Resigning Marco Scutaro was big as well. He fits in really well with this team, and his versatility is a big positive for them.
It’s going to be a great race in the NL West between the Giants and Dodgers, but I’m going with the defending champs to win 95 games, and repeat.
2)—LOS ANGELES DODGERS—Special thanks to the Dodgers for helping out with the U.S. economy over the past couple of years. They’ve spent a lot of money. A LOT of money.
Last year, during the season, they acquired Adrian Gonzalez, Josh Beckett and Carl Crawford from the Red Sox. They then continued to spend during the offseason, signing who will be their #2 pitcher, Zack Greinke, to a monumental deal.
The line-up will be very good, when Carl Crawford and Hanley Ramirez return, and it won’t be bad without them, as Matt Kemp and Adrian Gonzalez can rake with anybody.
The rotation is lethal, with Clayton Kershaw, Greinke, Josh Beckett, Hyun-Jin Ryu, and Chad Billingsley making up a fab five.
I just hesitate picking a team to win a division that hasn’t had a number of its core players together for a long period of time. I think the Dodgers will be good…good enough to win 92 games, and make the playoffs. I just have the Giants slightly ahead of them at this point.
3)—ARIZONA DIAMONDBACKS—Last year, everybody was picking the Rangers and Angels to fight it out for the AL West crown. Nobody was paying attention to the A’s, yet they were the ones who wound up winning the division.
Teams need to be wary of Arizona, or they’ll turn out to be this year’s edition of the A’s.
The Diamondbacks have some power. Aaron Hill, Miguel Montero, Paul Goldschmidt, and Jason Kubel will hit some long balls. Martin Prado will add a little bit of everything. But they’ll miss Justin Upton’s presence.
Ian Kennedy and Trevor Cahill lead a nice rotation, who turn things over to a good bullpen.
Arizona won 81 games last year, finishing at .500.
I think they made some moves to acquire guys, like Parra, that they believe will fit in well with their club, and it may pay off.
I like the Diamondbacks enough this year to have them improving to 82-85 wins, but the Giants and Dodgers are just too talented.
4)—SAN DIEGO PADRES—San Diego is moving in the fences at Petco Park this year, and I’m not sure that’s such a good idea, with the Fathers lacking quality starting pitching.
Expect Chase Headley, Yonder Alonso, and Carlos Quinten to provide a little offense, especially with the fences being moved in, but they really do lack a stick in the middle of that order.

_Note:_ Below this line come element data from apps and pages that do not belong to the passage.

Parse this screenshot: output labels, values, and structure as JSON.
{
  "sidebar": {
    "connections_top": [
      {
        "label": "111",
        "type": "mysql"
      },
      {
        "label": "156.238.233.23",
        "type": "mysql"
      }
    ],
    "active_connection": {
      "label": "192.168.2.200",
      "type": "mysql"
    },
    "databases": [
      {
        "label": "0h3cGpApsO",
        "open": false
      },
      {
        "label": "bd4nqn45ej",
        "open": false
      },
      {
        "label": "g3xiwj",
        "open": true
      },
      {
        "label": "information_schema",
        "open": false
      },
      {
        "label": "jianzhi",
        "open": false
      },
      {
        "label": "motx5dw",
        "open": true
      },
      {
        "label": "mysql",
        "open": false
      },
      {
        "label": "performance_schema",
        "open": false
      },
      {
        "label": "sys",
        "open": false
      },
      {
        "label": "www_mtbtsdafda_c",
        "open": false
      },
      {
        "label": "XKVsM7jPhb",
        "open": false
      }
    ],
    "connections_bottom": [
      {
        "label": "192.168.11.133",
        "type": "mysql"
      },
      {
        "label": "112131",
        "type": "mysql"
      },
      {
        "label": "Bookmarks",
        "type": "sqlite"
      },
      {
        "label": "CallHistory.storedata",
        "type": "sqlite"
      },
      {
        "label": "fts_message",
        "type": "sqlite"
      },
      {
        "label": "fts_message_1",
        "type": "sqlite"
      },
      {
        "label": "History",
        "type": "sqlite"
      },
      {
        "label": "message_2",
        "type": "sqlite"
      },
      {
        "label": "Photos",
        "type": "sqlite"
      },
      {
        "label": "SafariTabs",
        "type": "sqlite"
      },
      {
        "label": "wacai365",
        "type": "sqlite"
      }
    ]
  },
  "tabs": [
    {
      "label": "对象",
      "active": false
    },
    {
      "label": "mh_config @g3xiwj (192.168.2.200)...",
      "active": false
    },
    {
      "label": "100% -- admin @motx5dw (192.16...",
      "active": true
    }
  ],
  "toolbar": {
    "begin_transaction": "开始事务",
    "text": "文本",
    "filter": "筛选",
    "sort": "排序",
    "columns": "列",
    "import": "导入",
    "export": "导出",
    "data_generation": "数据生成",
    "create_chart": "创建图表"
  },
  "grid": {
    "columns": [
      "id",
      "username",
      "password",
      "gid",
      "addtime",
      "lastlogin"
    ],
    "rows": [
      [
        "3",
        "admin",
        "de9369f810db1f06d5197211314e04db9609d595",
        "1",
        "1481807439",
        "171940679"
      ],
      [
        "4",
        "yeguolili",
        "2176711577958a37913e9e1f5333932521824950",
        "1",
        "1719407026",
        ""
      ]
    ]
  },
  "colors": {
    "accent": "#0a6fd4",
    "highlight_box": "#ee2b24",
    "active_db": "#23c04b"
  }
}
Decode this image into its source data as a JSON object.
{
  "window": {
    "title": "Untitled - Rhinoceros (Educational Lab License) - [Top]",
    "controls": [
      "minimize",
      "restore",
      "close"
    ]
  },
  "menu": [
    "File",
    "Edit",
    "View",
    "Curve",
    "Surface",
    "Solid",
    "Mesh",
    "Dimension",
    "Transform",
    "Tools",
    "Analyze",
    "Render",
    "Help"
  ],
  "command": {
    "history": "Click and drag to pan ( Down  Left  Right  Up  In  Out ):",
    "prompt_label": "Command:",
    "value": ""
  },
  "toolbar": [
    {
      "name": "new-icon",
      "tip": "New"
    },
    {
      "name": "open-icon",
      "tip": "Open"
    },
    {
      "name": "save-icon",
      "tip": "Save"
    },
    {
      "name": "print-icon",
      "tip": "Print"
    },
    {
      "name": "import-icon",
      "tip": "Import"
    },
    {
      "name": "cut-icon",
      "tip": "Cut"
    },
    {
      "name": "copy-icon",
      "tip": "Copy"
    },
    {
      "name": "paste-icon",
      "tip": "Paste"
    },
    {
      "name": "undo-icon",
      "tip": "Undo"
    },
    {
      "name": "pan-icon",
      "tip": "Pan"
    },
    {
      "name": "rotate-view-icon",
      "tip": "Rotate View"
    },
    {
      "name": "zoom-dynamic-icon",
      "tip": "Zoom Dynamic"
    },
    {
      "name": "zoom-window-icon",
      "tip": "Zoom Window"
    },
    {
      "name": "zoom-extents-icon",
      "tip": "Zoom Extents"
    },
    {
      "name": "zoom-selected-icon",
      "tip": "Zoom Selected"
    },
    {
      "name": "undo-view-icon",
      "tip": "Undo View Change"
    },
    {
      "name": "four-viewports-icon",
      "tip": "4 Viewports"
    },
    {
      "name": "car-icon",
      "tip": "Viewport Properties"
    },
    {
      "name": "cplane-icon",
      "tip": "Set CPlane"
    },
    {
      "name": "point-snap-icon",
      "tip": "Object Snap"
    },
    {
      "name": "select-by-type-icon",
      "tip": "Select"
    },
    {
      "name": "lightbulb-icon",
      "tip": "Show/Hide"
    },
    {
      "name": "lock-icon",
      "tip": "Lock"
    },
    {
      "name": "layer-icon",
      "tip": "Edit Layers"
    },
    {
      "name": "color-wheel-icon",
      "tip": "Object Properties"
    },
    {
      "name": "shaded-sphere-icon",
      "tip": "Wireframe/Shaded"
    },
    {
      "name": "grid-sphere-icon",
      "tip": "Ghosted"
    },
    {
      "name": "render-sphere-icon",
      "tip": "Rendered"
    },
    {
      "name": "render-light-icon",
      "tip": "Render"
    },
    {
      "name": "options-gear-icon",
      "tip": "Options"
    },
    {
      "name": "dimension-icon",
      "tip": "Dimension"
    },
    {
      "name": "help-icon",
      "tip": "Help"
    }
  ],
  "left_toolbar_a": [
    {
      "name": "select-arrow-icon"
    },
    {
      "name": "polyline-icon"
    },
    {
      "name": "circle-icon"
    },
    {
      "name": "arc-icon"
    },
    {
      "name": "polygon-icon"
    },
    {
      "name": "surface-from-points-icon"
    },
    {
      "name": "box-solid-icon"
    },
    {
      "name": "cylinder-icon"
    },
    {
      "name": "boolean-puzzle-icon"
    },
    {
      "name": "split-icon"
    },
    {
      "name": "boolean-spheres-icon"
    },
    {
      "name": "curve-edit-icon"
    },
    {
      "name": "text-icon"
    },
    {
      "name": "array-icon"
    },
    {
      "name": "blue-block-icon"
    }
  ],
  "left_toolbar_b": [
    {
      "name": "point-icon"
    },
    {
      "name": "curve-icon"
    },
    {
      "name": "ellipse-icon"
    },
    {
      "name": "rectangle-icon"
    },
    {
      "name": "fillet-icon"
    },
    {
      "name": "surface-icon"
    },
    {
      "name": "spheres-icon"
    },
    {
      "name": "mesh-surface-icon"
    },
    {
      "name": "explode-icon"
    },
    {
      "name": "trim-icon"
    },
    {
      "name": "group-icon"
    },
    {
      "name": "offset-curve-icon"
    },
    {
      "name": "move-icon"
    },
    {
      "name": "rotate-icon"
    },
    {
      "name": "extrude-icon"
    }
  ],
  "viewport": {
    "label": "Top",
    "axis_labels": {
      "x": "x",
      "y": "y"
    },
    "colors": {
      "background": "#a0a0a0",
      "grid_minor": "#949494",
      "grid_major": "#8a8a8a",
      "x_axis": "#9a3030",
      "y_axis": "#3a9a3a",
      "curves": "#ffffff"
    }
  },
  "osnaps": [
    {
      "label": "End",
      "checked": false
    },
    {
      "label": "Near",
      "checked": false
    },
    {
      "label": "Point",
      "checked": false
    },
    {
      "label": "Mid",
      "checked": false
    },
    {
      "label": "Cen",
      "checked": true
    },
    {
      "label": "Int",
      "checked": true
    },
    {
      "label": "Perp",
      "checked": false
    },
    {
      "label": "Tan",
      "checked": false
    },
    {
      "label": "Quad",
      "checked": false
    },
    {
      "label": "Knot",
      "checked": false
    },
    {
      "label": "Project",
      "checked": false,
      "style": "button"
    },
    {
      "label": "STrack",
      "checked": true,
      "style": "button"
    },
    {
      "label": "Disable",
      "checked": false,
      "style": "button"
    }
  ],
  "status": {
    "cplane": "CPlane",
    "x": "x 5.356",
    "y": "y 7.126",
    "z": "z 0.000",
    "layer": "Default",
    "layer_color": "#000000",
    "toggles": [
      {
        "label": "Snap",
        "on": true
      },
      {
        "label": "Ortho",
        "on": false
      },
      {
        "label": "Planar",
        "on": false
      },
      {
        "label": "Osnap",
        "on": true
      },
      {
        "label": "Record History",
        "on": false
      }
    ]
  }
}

They can run, as Everth Cabrera, Will Venable, and Cameron Maybin will all steal some bags.
Pitching is a question mark. Edinson Volquez and Clayton Richard need to be really good if the Padres are to surprise, and that’s just asking a little too much.
San Diego won 76 games last year, but I see them regressing a couple of games this year, with two powerhouses, in the Giants and Dodgers, and a solid club, in the Diamondbacks, in the same division.
72 wins sounds about right.
5)—COLORADO ROCKIES—What a nightmare year it was for Colorado in 2012. Troy Tulowitzki got injured, they got zero pitching, and finished with only 64 wins.
Offensively, the Rockies have some sticks. Expect big years from Tulowitzki, Carlos Gonzalez, and Michael Cuddyer. That’s not much of a problem.
The problem lies in the pitching department, where Colorado was just horrific last year, with a 5.22 team .ERA.
The Rockies even experimented with limiting their four starters to 75 pitches, and then pitching them on three days rest.
That actually worked better than the traditional way, but they’re not trying it this year, at least not from the start.
The Rockies won’t have good pitching. It’s as simple as that. All they can hope for is healthy seasons from Jhoulys Chacin, Jorge De La Rosa, Drew Pomeranz and Jeff Francis, and then just hope for the best.
The pitching on this team is just too bad for me to pick them ahead of anybody in this division.
I say Colorado scores enough runs to win 67 games.